Getting the facts about breast cancer and mammograms is an important step in taking care of your health. This page will help you get the information that you need. It provides information on a woman’s risk for breast cancer, the National Cancer Institute’s recommenda-tions about mammograms, and the benefits and limitations of the procedure.
After skin cancer, breast cancer is the most frequently diagnosed cancer in women in the United States. It is second only to lung cancer in cancer-related deaths. Approximately 180,000 new cases of breast cancer are estimated for 1997, and about 44,000 women are expected to die from the disease.
Who Is at Risk for Breast Cancer? Simply being a woman and getting older puts you at some risk for breast cancer. Your risk for breast cancer continues to increase over your lifetime. Several known factors can further increase your risk for breast cancer. Most women who get breast cancer have no known risk factors such as a family history of the disease. Talk to your doctor about the known risk factors for breast cancer.
What factors can increase your risk for breast cancer? One or more of the following conditions place a woman at higher than average risk for breast cancer:
- Personal history of a prior breast cancer
- Evidence of a specific genetic change that increases susceptibility to breast cancer (BRCA1/BRCA2 mutations)
- Mother, sister, daughter, or two or more close relatives, such as cousins, with a history of breast cancer (especially if diagnosed at a young age)
- A diagnosis of a breast condition (i.e., atypical hyperplasia) that may predispose a woman to breast cancer, or a history of two or more breast biopsies for benign breast disease
Additional factors can play a role in a woman’s risk for breast cancer.
- Women age 45 or older who have at least 75 percent dense tissue on a mammogram are at some increased risk.
- A slight increase in risk for breast cancer is associated with having a first birth at age 30 or older.
In addition, women who receive chest irradiation for conditions such as Hodgkin’s disease at age 30 or younger, remain at higher risk for breast cancer throughout their lives.
Not having any of the above risk factors does NOT mean that you are “safe.” The majority of women who develop breast cancer do not have a family history of the disease, nor do they fall into any other special high-risk category.
What Can You Do?
- If you are in your 40s or older, get a mammogram on a regular basis, every 1 to 2 years.
- Talk with your doctor or nurse about planning your personal schedule for screening mammograms and breast exams.
- Gather as much information as you can about your family history of cancer, breast cancer, and screening mammograms.
- Call the National Cancer Institute’s Cancer Information Service for more information about breast cancer and mammograms at 1-800-4-CANCER (1-800-422-6237). People with TTY equipment, dial 1-800-332-8615.
- For the latest information on cancer, visit the National Cancer Institute’s website for patients and the public at rex.nci.nih.gov or CancerNet at cancernet.nci.nih.gov.
What Are the Benefits of Getting Mammograms?
- A mammogram can find breast cancer before a lump can be felt.
- A mammogram is the best method available today to detect breast cancer early.
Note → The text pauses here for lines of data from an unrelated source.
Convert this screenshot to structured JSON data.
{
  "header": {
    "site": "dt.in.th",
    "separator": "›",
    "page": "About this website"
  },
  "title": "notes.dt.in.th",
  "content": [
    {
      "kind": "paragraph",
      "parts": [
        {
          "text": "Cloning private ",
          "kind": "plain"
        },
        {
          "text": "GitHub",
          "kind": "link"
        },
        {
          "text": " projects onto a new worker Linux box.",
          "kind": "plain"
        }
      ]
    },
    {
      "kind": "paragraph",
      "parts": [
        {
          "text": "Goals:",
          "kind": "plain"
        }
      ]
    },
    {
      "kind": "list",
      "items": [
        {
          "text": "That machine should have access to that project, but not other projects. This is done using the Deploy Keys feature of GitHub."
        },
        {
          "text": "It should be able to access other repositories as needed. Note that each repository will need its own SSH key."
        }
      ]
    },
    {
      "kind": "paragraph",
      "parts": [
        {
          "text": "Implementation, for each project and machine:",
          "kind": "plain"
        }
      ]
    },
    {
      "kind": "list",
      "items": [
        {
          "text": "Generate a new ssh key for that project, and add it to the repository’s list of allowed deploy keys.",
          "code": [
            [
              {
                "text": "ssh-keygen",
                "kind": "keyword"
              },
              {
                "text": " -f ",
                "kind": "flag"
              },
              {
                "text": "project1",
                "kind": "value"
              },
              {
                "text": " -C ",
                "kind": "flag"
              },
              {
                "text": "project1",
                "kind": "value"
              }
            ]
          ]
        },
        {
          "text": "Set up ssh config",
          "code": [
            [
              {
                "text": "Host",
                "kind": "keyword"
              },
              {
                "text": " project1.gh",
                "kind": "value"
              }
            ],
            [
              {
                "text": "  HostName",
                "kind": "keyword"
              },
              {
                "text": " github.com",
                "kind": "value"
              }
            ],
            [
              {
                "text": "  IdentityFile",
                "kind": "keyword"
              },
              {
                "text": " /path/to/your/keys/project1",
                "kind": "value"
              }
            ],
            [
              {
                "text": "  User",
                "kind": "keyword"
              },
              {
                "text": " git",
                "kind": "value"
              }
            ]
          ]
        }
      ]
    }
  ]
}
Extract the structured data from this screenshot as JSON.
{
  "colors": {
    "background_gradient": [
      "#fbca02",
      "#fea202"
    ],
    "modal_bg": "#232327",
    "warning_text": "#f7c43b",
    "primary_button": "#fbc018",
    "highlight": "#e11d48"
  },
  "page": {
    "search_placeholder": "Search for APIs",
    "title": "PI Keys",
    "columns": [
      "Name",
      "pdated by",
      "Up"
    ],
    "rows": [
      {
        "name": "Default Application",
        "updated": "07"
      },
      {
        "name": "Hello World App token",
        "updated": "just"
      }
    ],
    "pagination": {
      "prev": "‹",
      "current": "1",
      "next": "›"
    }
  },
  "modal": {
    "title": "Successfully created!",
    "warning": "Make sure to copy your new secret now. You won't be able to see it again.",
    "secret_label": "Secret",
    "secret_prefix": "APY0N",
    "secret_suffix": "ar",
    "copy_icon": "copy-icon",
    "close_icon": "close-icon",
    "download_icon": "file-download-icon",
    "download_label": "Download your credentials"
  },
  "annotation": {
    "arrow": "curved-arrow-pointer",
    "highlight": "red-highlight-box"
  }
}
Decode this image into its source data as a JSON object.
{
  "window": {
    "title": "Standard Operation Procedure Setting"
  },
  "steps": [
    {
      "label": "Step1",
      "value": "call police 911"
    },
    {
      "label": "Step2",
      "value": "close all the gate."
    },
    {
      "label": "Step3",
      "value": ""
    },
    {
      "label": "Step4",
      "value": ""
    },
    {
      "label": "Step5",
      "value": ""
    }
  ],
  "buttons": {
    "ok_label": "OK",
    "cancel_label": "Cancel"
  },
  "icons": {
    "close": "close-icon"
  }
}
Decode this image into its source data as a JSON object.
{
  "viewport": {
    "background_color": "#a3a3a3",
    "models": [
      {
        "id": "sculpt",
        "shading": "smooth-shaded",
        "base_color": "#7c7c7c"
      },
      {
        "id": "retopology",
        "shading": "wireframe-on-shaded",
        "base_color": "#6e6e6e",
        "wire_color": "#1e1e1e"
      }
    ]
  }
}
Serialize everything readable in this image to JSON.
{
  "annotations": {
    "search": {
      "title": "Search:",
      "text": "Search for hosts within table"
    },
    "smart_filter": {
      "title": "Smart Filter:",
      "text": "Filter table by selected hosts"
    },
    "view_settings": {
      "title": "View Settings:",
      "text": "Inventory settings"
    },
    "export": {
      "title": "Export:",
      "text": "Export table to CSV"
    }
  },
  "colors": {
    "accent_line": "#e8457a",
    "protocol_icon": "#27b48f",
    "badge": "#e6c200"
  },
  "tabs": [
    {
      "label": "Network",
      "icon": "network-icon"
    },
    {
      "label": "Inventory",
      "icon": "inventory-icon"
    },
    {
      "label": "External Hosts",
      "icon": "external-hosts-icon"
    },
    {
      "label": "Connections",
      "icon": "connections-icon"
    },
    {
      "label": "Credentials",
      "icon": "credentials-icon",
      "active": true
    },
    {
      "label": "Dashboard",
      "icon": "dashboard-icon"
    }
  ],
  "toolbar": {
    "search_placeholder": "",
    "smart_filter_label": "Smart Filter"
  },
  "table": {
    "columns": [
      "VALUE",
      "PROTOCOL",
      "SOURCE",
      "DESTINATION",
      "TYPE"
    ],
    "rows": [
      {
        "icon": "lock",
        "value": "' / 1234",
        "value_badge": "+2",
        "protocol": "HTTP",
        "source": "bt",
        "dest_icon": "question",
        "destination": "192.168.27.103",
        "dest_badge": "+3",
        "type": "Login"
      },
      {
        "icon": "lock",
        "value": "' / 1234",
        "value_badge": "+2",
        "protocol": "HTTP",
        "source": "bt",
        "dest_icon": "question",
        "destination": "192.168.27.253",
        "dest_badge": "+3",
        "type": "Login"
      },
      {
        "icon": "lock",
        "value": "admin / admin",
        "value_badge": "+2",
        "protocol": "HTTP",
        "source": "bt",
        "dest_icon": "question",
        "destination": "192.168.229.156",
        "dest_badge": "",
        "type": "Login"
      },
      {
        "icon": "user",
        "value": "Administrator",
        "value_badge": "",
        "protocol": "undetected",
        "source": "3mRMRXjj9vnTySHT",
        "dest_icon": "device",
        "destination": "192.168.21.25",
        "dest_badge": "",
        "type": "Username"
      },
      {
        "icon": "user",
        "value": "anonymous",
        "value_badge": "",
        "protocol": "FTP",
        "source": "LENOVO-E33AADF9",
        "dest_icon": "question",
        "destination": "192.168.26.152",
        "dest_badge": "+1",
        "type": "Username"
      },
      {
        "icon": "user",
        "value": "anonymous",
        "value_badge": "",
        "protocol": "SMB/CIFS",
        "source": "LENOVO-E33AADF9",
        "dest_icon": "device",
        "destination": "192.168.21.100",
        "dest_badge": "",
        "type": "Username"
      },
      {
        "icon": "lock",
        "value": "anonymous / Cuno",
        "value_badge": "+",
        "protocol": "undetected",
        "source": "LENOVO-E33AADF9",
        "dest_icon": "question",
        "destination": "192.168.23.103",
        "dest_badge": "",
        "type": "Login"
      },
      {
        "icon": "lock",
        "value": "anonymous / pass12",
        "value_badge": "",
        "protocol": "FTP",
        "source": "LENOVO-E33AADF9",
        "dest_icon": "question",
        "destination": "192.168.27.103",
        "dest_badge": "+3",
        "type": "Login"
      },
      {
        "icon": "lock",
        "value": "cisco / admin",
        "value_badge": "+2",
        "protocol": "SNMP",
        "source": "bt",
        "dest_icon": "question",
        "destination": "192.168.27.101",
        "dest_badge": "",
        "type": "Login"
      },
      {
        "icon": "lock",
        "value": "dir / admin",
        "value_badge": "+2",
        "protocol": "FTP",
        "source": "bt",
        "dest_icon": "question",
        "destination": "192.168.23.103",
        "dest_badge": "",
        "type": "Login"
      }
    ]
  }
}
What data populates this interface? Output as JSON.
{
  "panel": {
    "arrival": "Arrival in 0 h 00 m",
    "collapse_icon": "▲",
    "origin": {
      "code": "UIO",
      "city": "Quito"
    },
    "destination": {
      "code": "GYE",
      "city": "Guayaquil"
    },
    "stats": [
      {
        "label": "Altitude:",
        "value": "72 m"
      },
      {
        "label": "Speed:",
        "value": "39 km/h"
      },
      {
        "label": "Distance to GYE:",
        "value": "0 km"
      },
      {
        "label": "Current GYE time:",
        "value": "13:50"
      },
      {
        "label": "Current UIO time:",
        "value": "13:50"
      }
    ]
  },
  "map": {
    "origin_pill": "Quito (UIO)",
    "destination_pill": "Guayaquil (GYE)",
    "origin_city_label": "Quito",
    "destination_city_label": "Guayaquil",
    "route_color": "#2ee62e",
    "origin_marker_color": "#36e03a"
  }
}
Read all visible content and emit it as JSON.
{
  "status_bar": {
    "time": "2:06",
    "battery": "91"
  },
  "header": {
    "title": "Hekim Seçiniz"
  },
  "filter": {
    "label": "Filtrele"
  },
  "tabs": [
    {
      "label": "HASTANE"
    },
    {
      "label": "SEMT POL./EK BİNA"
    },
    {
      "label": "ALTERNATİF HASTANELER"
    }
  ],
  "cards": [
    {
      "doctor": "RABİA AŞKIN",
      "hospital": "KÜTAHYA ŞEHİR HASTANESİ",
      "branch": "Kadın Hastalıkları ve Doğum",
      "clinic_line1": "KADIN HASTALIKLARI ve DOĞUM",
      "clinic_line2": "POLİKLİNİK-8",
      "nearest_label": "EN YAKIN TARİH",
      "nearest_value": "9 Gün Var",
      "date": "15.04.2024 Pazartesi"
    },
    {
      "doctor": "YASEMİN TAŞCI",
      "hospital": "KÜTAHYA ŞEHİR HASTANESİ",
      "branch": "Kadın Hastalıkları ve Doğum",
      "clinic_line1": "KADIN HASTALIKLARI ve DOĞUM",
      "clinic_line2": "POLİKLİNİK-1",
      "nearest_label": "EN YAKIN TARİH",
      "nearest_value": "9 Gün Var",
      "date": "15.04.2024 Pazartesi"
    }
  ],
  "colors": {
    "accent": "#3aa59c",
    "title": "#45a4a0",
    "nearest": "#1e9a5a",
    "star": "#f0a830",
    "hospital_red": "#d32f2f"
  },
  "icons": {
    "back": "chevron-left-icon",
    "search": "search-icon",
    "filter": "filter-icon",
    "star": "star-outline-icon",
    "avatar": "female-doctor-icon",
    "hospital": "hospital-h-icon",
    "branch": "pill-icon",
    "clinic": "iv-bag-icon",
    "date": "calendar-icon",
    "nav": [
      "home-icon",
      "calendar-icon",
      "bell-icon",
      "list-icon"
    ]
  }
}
Early detection of the disease may allow more treatment options.
What Are the Limitations* of Getting Mammograms?
- Mammograms may miss cancer that is present.
- Mammograms may find something that turns out NOT to be cancer.
*These limitations occur more often in women under age 50.Tags: Lung cancer, Mammography, Breast, breast cancer, Hodgkin's disease, cancer, Breast cancer; calcium and vitamin D, Risk factors of breast cancer